Exercise goal.
All lines of the records below that contain the word "Order" must be listed.
═══ Material supplied ═══
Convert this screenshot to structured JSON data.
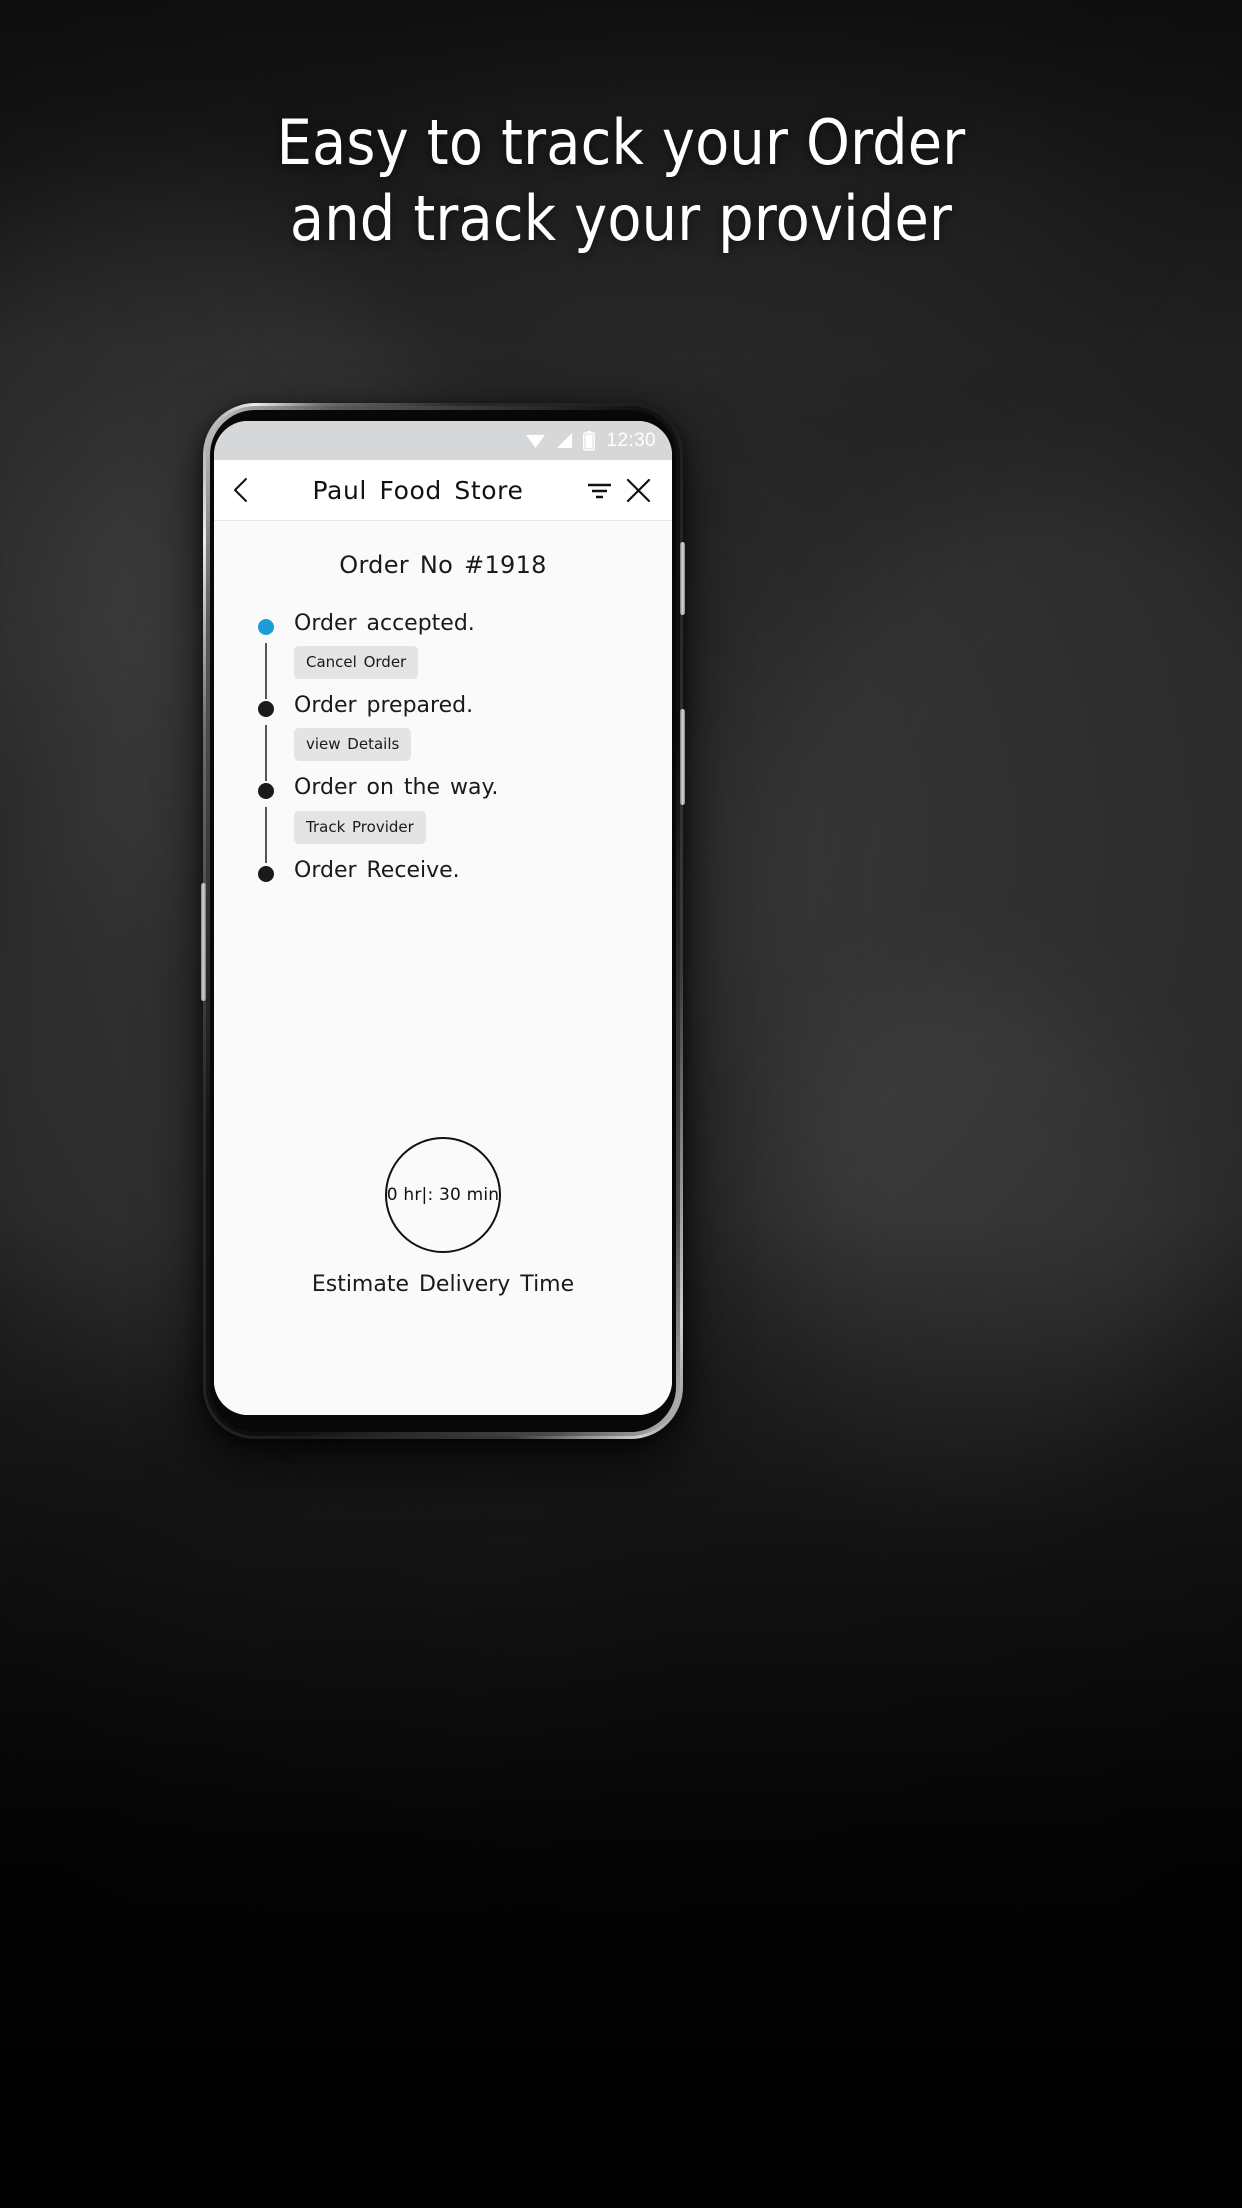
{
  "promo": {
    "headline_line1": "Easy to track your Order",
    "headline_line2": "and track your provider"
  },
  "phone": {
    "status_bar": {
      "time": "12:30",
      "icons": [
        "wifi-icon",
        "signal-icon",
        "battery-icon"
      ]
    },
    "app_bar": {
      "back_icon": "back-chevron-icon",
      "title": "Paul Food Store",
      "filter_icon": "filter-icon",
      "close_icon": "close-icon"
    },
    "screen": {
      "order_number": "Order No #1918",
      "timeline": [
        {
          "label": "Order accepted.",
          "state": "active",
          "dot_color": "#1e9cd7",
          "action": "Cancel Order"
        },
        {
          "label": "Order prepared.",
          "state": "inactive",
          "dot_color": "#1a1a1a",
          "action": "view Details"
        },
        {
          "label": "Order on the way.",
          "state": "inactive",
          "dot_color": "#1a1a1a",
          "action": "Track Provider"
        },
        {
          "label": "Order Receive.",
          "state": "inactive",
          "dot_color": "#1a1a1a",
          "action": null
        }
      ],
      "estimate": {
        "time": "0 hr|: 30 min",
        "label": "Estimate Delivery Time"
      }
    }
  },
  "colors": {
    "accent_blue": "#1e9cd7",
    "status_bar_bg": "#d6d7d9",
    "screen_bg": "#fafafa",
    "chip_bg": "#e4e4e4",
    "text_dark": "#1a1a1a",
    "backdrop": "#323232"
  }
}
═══
Exercise response.
    "headline_line1": "Easy to track your Order",
      "order_number": "Order No #1918",
          "label": "Order accepted.",
          "action": "Cancel Order"
          "label": "Order prepared.",
          "label": "Order on the way.",
          "label": "Order Receive.",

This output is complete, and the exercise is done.